Were you born in a barn? Would you like some hay?
Can you even hear a word I say?
Answer the phone! Get off the phone!
Don't sit so close, turn it down, no texting at the table
No more computer time tonight!
Your iPod's my iPod if you don't listen up
Where are you going and with whom and what time do you think you're coming home?
Saying thank you, please, excuse me makes you welcome everywhere you roam
You'll appreciate my wisdom someday when you're older and you're grown
Can't wait till you have a couple little children of your own
You'll thank me for the counsel I gave you so willingly
But right now I thank you not to roll your eyes at me
Close your mouth when you chew, would appreciate
Take a bite maybe two of the stuff you hate
Use your fork, do not burp or I'll set you straight
Eat the food I put upon your plate
Get an A, get the door, don't get smart with me
Get a grip, get in here, I'll count to three
Get a job, get a life, get a PHD
Get a dose of,
"I don't care who started it!
You're grounded until you're 36"
Get your story straight and tell the truth for once, for heaven's sake
And if all your friends jumped off a cliff would you jump, too?
If I've said it once, I've said at least a thousand times before
That you're too old to act this way
It must be your father's DNA
Look at me when I am talking
Stand up straighter when you walk
A place for everything and everything must be in place
Stop crying or I'll give you something real to cry about
Oh!
Brush your teeth, wash your face, put your PJs on
Get in bed, get a hug, say a prayer with mom
Don't forget, I love you

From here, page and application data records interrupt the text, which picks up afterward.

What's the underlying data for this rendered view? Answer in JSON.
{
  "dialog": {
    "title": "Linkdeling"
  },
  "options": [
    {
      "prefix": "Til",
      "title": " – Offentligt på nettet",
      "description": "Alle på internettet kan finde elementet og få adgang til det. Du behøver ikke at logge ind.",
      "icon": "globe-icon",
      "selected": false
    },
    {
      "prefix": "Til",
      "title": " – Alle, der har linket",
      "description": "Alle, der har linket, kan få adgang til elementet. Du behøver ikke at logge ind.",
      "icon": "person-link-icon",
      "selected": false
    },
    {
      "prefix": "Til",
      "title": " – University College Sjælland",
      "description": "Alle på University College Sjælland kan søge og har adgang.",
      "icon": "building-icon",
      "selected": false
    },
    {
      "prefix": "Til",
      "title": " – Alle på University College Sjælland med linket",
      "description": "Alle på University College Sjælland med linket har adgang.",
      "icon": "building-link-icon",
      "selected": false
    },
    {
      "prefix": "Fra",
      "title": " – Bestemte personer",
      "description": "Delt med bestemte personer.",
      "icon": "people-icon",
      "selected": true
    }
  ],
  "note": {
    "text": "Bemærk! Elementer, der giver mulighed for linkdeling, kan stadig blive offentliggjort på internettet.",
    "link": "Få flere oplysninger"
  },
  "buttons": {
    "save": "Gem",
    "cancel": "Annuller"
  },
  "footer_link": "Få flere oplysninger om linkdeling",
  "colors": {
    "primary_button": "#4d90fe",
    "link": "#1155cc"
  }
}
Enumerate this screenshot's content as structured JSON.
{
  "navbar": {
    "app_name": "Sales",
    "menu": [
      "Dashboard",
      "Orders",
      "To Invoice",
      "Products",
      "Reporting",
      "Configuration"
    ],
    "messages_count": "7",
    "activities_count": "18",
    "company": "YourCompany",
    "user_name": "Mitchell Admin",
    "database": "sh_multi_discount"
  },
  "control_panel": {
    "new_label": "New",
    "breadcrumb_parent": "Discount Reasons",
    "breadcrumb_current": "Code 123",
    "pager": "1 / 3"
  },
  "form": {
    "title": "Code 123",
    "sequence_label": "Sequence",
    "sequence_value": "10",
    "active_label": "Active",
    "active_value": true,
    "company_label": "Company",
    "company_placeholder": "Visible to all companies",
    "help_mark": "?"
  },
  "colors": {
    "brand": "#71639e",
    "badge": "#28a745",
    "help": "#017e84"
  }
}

And tomorrow we will do this all again because a mom's work never ends
You don't need the reason why
Because, because, because, because
I said so, I said so, I said so, I said so
I'm the mom, the mom, the mom, the mom, the mom!!
Ta da!!!